“I don’t have quite such a negative outlook going forward. I would like you to think more positively about our results…There has been a lot of recovery in the market — or in the production I should say, from Australia because of the recovery from things like floods. That’s coming to an end. And as we look forward, there’s less growth in the next few periods. We’ve seen some announcements just overnight about some of the cost challenges that we’ve faced [ph] from competition in North America. Some evidence of that slowing. The pickup in markets, particularly in the developed economies and the growth in their demand for steel will almost certainly benefit metallurgical coal. And we started to see some quite good steel numbers coming out of India, which in the long term has no metallurgical coal and will have to import.”

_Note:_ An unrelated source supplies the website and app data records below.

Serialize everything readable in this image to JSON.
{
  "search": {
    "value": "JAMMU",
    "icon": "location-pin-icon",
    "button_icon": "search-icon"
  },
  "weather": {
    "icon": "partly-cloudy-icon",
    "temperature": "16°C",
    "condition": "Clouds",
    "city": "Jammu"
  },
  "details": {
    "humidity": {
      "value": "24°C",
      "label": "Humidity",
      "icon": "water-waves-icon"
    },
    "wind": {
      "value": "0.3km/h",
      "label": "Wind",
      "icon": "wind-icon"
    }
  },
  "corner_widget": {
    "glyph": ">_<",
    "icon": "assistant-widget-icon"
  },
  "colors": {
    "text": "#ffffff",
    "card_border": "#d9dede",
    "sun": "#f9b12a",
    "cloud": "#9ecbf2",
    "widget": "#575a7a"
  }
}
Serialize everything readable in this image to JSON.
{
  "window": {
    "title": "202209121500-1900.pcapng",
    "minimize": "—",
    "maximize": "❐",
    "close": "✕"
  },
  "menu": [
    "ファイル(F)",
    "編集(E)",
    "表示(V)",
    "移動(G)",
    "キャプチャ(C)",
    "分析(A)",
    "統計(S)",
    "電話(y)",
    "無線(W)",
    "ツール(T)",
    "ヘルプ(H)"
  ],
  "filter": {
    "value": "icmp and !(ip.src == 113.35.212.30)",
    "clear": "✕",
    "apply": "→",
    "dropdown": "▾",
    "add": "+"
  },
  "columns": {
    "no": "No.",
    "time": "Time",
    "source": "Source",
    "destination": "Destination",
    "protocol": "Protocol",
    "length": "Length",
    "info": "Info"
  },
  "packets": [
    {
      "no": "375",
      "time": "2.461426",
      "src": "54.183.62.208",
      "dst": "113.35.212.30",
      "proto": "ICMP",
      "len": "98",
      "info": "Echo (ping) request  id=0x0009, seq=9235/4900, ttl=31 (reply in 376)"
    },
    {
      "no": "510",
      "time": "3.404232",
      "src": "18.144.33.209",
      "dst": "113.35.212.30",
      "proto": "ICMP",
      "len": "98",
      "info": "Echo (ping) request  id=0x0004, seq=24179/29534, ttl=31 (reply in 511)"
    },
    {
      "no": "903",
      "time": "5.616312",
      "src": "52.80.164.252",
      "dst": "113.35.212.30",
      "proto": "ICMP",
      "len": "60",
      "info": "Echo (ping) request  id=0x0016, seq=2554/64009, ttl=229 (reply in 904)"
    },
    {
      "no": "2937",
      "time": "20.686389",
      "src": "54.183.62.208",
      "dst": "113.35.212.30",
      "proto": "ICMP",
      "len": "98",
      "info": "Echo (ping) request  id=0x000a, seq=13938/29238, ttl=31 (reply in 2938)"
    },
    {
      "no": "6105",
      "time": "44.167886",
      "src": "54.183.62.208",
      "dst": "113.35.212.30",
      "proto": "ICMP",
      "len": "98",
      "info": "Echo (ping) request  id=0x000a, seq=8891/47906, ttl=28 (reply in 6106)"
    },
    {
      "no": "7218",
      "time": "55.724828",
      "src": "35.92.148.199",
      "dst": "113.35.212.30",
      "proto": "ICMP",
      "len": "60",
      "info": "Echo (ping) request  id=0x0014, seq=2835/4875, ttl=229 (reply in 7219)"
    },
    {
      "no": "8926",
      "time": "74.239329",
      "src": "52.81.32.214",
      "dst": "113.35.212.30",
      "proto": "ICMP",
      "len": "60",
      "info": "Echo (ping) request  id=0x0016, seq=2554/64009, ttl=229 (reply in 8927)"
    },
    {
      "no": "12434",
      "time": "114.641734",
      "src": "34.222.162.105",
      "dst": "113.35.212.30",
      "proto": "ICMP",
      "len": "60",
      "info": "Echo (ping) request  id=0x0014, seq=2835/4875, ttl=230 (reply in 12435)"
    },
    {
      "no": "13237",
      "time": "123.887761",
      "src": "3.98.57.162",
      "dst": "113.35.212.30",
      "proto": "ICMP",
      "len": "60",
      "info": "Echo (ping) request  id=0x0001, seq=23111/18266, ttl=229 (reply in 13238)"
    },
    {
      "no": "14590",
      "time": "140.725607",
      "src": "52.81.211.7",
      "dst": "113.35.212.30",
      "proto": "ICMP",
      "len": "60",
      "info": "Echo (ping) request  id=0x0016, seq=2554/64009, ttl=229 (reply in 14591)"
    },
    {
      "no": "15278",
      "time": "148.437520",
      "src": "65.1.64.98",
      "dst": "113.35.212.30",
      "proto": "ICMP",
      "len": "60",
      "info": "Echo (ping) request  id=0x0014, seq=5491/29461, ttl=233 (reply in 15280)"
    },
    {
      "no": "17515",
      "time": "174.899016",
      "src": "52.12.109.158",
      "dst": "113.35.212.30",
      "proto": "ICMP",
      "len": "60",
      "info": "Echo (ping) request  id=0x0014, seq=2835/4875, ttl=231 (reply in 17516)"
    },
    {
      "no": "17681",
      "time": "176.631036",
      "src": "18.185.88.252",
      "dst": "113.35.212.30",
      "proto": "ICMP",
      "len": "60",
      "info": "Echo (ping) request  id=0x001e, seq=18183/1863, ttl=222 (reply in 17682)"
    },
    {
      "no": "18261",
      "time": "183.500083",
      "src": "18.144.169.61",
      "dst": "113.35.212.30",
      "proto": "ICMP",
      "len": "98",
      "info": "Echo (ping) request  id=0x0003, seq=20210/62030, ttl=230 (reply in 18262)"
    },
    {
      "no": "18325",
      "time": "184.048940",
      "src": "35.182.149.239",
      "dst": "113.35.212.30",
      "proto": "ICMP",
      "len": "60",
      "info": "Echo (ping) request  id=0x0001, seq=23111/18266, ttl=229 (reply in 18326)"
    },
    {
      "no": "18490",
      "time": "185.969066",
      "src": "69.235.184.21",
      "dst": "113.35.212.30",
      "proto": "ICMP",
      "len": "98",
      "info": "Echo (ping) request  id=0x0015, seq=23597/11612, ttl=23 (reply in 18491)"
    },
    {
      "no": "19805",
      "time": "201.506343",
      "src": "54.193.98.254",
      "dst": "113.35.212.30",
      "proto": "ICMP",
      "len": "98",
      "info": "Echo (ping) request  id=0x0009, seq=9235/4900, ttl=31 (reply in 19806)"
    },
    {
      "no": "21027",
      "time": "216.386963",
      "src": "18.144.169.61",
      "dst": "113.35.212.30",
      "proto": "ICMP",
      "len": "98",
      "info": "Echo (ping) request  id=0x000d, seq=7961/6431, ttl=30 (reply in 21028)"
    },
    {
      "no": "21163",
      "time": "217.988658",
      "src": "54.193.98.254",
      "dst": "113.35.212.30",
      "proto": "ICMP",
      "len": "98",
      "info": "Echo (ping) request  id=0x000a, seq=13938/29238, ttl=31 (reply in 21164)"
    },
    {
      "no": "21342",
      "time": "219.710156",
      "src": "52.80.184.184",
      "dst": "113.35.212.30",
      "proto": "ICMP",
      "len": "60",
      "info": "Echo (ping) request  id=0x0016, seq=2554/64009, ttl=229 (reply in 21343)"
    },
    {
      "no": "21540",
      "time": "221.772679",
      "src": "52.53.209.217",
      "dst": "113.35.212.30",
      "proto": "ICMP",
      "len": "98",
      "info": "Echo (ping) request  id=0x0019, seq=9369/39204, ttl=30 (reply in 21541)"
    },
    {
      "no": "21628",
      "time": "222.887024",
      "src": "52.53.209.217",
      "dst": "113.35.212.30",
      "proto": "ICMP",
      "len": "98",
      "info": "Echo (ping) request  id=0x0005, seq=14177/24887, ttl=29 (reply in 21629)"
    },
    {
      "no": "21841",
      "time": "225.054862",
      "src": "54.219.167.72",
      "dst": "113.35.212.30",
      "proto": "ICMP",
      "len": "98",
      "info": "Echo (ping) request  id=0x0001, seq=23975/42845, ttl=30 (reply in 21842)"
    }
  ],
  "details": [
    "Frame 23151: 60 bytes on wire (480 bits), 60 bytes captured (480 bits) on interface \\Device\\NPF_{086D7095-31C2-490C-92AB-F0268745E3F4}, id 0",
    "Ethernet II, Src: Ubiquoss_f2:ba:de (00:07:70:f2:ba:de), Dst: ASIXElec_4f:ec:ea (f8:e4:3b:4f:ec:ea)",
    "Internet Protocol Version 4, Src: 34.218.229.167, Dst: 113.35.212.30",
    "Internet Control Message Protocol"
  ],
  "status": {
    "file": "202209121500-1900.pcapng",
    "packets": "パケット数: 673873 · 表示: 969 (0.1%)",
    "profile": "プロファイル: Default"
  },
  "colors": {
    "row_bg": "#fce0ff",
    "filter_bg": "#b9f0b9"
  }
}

Near term iron ore price risks to the upside

“I think we would say, if anything in the next quarter, probably the risks or maybe slightly to the upside”

Unlikely to be big shocks from China to iron ore. Longer term, managing the economy

“A lot of things go on in China at the moment that don’t always eventuate in quite the same reduction in steel production that you think — I mean, there’s a lot of work that the government is doing, in some cases, using their control of the debt markets to lead to some form of restructuring of both the iron ore and the steel industry, but ultimately we think will actually improve the move towards being a middle-income economy, more competitive and more growth, and will therefore attract, in the medium-term, more iron ore from us and other suppliers outside of the country, which means that — I don’t think we’re looking at big shocks, if you like. ”

We’re not at the top of the cycle

“Can I just jump in? We’re not actually at the top of the cycle. Andrew, this result that you’ve seen is primarily driven by our own self-help and our own productivity…we certainly don’t feel that as things sit at the moment, we’re finished with our productivity gains and — or that we’re operating at the top of the cycle. “